Following Egypt’s 2011 revolution, Tehran appointed its first ambassador to Egypt in almost 30 years. This was followed by a visit by then-President Mohammed Morsi to Iran in August 2012.

However, despite rumors in 2014 following the election of President Abdel Fattah Al-Sisi, Cairo has not appointed an Ambassador to Iran. Analysts have pointed to Saudi Arabia’s position on Iran as having influenced Egypt’s decision to not rekindle diplomatic relations.

Please note: if you decide to visit Tehran, we would still recommend checking with your local Iranian embassy that you would not require a visa. The information provided comes from Iran’s leading newspapers, but at any time, visa regulations may be changed without any warning.

Egyptians Win 20 Medals At Special Olympics Yet Remain Ignored Back Home
Two 4,000-Year-Old Relics Unearthed In Egypt’s Red Sea Port Berenice

Subscribe to our newsletter


  • Pingback: Latest Egyptians News()

  • Minymina

    Do it Egypt, make love not war. We can use them as our allay. We can be the bridge between Saudi Arabia and Iran.
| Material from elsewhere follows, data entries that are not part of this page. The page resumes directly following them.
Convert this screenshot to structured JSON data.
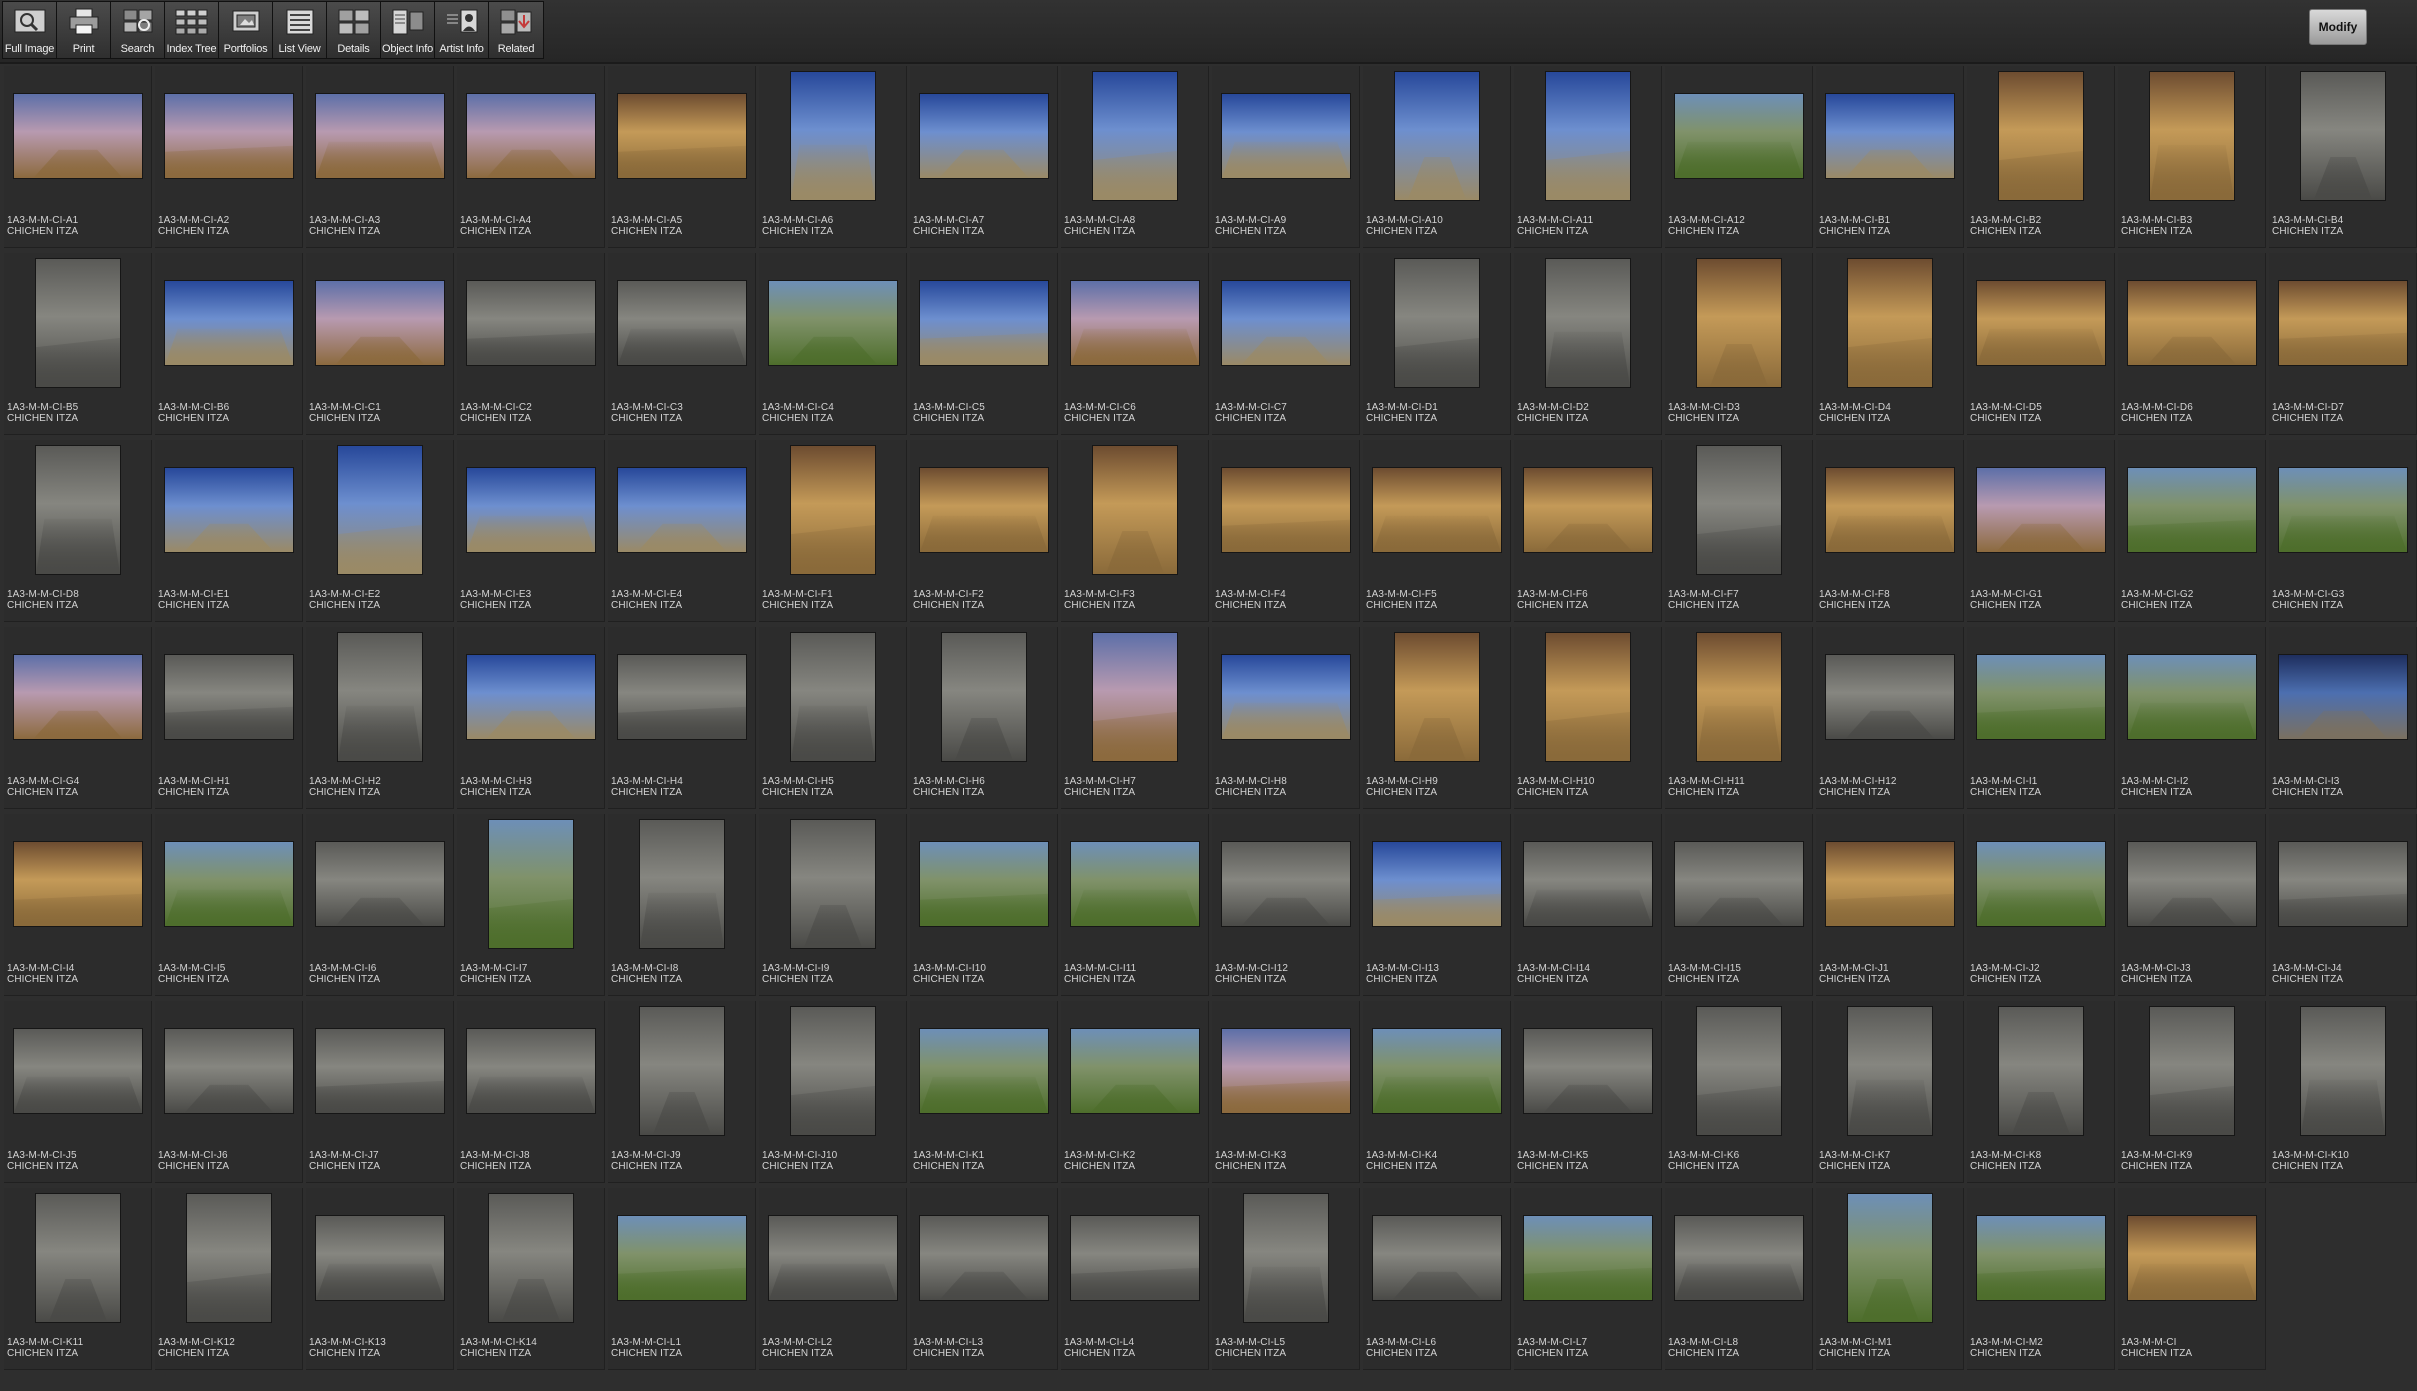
{
  "toolbar": {
    "buttons": [
      {
        "label": "Full Image",
        "icon": "full-image-icon"
      },
      {
        "label": "Print",
        "icon": "printer-icon"
      },
      {
        "label": "Search",
        "icon": "search-icon"
      },
      {
        "label": "Index Tree",
        "icon": "index-tree-icon"
      },
      {
        "label": "Portfolios",
        "icon": "portfolio-icon"
      },
      {
        "label": "List View",
        "icon": "list-view-icon"
      },
      {
        "label": "Details",
        "icon": "details-icon"
      },
      {
        "label": "Object Info",
        "icon": "object-info-icon"
      },
      {
        "label": "Artist  Info",
        "icon": "artist-info-icon"
      },
      {
        "label": "Related",
        "icon": "related-icon"
      }
    ],
    "modify_label": "Modify"
  },
  "site_name": "CHICHEN ITZA",
  "items": [
    "1A3-M-M-CI-A1",
    "1A3-M-M-CI-A2",
    "1A3-M-M-CI-A3",
    "1A3-M-M-CI-A4",
    "1A3-M-M-CI-A5",
    "1A3-M-M-CI-A6",
    "1A3-M-M-CI-A7",
    "1A3-M-M-CI-A8",
    "1A3-M-M-CI-A9",
    "1A3-M-M-CI-A10",
    "1A3-M-M-CI-A11",
    "1A3-M-M-CI-A12",
    "1A3-M-M-CI-B1",
    "1A3-M-M-CI-B2",
    "1A3-M-M-CI-B3",
    "1A3-M-M-CI-B4",
    "1A3-M-M-CI-B5",
    "1A3-M-M-CI-B6",
    "1A3-M-M-CI-C1",
    "1A3-M-M-CI-C2",
    "1A3-M-M-CI-C3",
    "1A3-M-M-CI-C4",
    "1A3-M-M-CI-C5",
    "1A3-M-M-CI-C6",
    "1A3-M-M-CI-C7",
    "1A3-M-M-CI-D1",
    "1A3-M-M-CI-D2",
    "1A3-M-M-CI-D3",
    "1A3-M-M-CI-D4",
    "1A3-M-M-CI-D5",
    "1A3-M-M-CI-D6",
    "1A3-M-M-CI-D7",
    "1A3-M-M-CI-D8",
    "1A3-M-M-CI-E1",
    "1A3-M-M-CI-E2",
    "1A3-M-M-CI-E3",
    "1A3-M-M-CI-E4",
    "1A3-M-M-CI-F1",
    "1A3-M-M-CI-F2",
    "1A3-M-M-CI-F3",
    "1A3-M-M-CI-F4",
    "1A3-M-M-CI-F5",
    "1A3-M-M-CI-F6",
    "1A3-M-M-CI-F7",
    "1A3-M-M-CI-F8",
    "1A3-M-M-CI-G1",
    "1A3-M-M-CI-G2",
    "1A3-M-M-CI-G3",
    "1A3-M-M-CI-G4",
    "1A3-M-M-CI-H1",
    "1A3-M-M-CI-H2",
    "1A3-M-M-CI-H3",
    "1A3-M-M-CI-H4",
    "1A3-M-M-CI-H5",
    "1A3-M-M-CI-H6",
    "1A3-M-M-CI-H7",
    "1A3-M-M-CI-H8",
    "1A3-M-M-CI-H9",
    "1A3-M-M-CI-H10",
    "1A3-M-M-CI-H11",
    "1A3-M-M-CI-H12",
    "1A3-M-M-CI-I1",
    "1A3-M-M-CI-I2",
    "1A3-M-M-CI-I3",
    "1A3-M-M-CI-I4",
    "1A3-M-M-CI-I5",
    "1A3-M-M-CI-I6",
    "1A3-M-M-CI-I7",
    "1A3-M-M-CI-I8",
    "1A3-M-M-CI-I9",
    "1A3-M-M-CI-I10",
    "1A3-M-M-CI-I11",
    "1A3-M-M-CI-I12",
    "1A3-M-M-CI-I13",
    "1A3-M-M-CI-I14",
    "1A3-M-M-CI-I15",
    "1A3-M-M-CI-J1",
    "1A3-M-M-CI-J2",
    "1A3-M-M-CI-J3",
    "1A3-M-M-CI-J4",
    "1A3-M-M-CI-J5",
    "1A3-M-M-CI-J6",
    "1A3-M-M-CI-J7",
    "1A3-M-M-CI-J8",
    "1A3-M-M-CI-J9",
    "1A3-M-M-CI-J10",
    "1A3-M-M-CI-K1",
    "1A3-M-M-CI-K2",
    "1A3-M-M-CI-K3",
    "1A3-M-M-CI-K4",
    "1A3-M-M-CI-K5",
    "1A3-M-M-CI-K6",
    "1A3-M-M-CI-K7",
    "1A3-M-M-CI-K8",
    "1A3-M-M-CI-K9",
    "1A3-M-M-CI-K10",
    "1A3-M-M-CI-K11",
    "1A3-M-M-CI-K12",
    "1A3-M-M-CI-K13",
    "1A3-M-M-CI-K14",
    "1A3-M-M-CI-L1",
    "1A3-M-M-CI-L2",
    "1A3-M-M-CI-L3",
    "1A3-M-M-CI-L4",
    "1A3-M-M-CI-L5",
    "1A3-M-M-CI-L6",
    "1A3-M-M-CI-L7",
    "1A3-M-M-CI-L8",
    "1A3-M-M-CI-M1",
    "1A3-M-M-CI-M2",
    "1A3-M-M-CI"
  ],
  "colors": {
    "background": "#2e2e2e",
    "cell": "#2c2c2c",
    "label_text": "#d4d4d4",
    "sky_blue": "#3f5fa8",
    "dusk_purple": "#7a6a9a",
    "stone_tan": "#b89a63",
    "stone_grey": "#6e6e6a",
    "grass_green": "#5f7d3a"
  }
}
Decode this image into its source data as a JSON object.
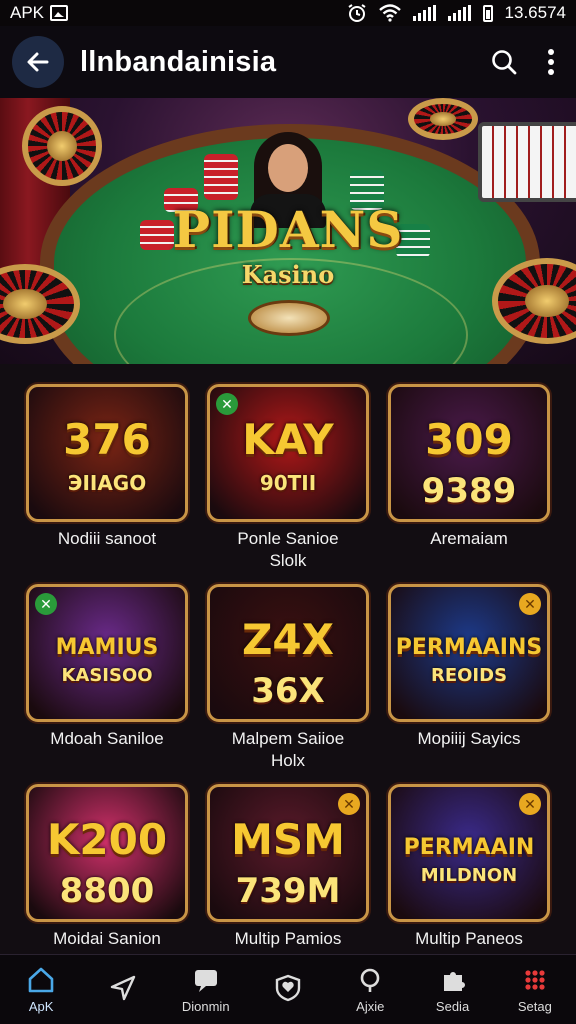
{
  "status_bar": {
    "app_label": "APK",
    "time": "13.6574"
  },
  "app_bar": {
    "title": "llnbandainisia"
  },
  "hero": {
    "title": "PIDANS",
    "subtitle": "Kasino"
  },
  "games": [
    {
      "thumb_text_1": "376",
      "thumb_text_2": "ЭIIAGO",
      "label": "Nodiii sanoot",
      "theme": "#7a2414"
    },
    {
      "thumb_text_1": "KAY",
      "thumb_text_2": "90TII",
      "label": "Ponle Sanioe\nSlolk",
      "theme": "#b01818"
    },
    {
      "thumb_text_1": "309",
      "thumb_text_2": "9389",
      "label": "Aremaiam",
      "theme": "#4a1a4a"
    },
    {
      "thumb_text_1": "MAMIUS",
      "thumb_text_2": "KASISOO",
      "label": "Mdoah Saniloe",
      "theme": "#6a2a8a"
    },
    {
      "thumb_text_1": "Z4X",
      "thumb_text_2": "36X",
      "label": "Malpem Saiioe\nHolx",
      "theme": "#3a1010"
    },
    {
      "thumb_text_1": "PERMAAINS",
      "thumb_text_2": "REOIDS",
      "label": "Mopiiij Sayics",
      "theme": "#1c3a8a"
    },
    {
      "thumb_text_1": "K200",
      "thumb_text_2": "8800",
      "label": "Moidai Sanion",
      "theme": "#d0306a"
    },
    {
      "thumb_text_1": "MSM",
      "thumb_text_2": "739M",
      "label": "Multip Pamios",
      "theme": "#5a1a2a"
    },
    {
      "thumb_text_1": "PERMAAIN",
      "thumb_text_2": "MILDNON",
      "label": "Multip Paneos",
      "theme": "#3a2a8a"
    }
  ],
  "bottom_nav": [
    {
      "label": "ApK",
      "icon": "home-icon"
    },
    {
      "label": "",
      "icon": "send-icon"
    },
    {
      "label": "Dionmin",
      "icon": "message-icon"
    },
    {
      "label": "",
      "icon": "shield-heart-icon"
    },
    {
      "label": "Ajxie",
      "icon": "search-icon"
    },
    {
      "label": "Sedia",
      "icon": "puzzle-icon"
    },
    {
      "label": "Setag",
      "icon": "grid-dots-icon"
    }
  ],
  "colors": {
    "background": "#120d12",
    "gold": "#c99546",
    "nav_active": "#4aa8e8"
  }
}
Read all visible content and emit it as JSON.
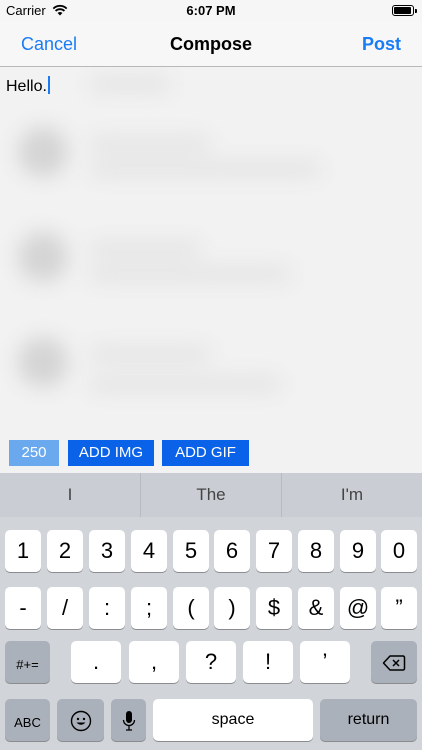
{
  "status_bar": {
    "carrier": "Carrier",
    "time": "6:07 PM"
  },
  "navbar": {
    "cancel_label": "Cancel",
    "title": "Compose",
    "post_label": "Post"
  },
  "compose": {
    "text": "Hello."
  },
  "actions": {
    "char_count": "250",
    "add_img_label": "ADD IMG",
    "add_gif_label": "ADD GIF"
  },
  "keyboard": {
    "suggestions": [
      "I",
      "The",
      "I'm"
    ],
    "row1": [
      "1",
      "2",
      "3",
      "4",
      "5",
      "6",
      "7",
      "8",
      "9",
      "0"
    ],
    "row2": [
      "-",
      "/",
      ":",
      ";",
      "(",
      ")",
      "$",
      "&",
      "@",
      "”"
    ],
    "row3": [
      ".",
      ",",
      "?",
      "!",
      "’"
    ],
    "symbols_label": "#+=",
    "abc_label": "ABC",
    "space_label": "space",
    "return_label": "return"
  }
}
Having them as our allay is better then having them as our enemy.

    • Alnitek Altair

      its “Ally” not “Allay”

News

More in News

‘We Innovate’ Upper Egypt’s Entrepreneurship, Innovation Hub Kicks off in Assiut

Egyptian StreetsOctober 22, 2017

Conflicting Reports About Number of Dead in Egypt’s Wahat Attack

Egyptian StreetsOctober 22, 2017

At Least 16 Policemen Killed in a Shootout in Egypt’s Western Desert

Egyptian StreetsOctober 20, 2017

Greek Pianist Plays Cavafy Poems as Part of the 2017 Cavafia in Egypt

Maydaa Abo El NadarOctober 20, 2017

With New Power Plants, Egypt’s Solar Investments Surge in 2017

Egyptian StreetsOctober 19, 2017

Egypt Approves First Major Draft Traffic Law in 40 Years

Egyptian StreetsOctober 19, 2017

‘The Show Goes On’: Theatrical Performances Feature Stories of Women in Egypt

Engy AdhamOctober 18, 2017

Climate Change Triggered Social Unrest in Ancient Egypt: Study

Egyptian StreetsOctober 18, 2017
Egyptian Streets is an independent, young, and grass roots news media organization aimed at providing readers with an alternate depiction of events that occur on Egyptian and Middle Eastern streets, and to establish an engaging social platform for readers to discover and discuss the various issues that impact the region.

© 2017 Egyptian Streets. All Rights Reserved.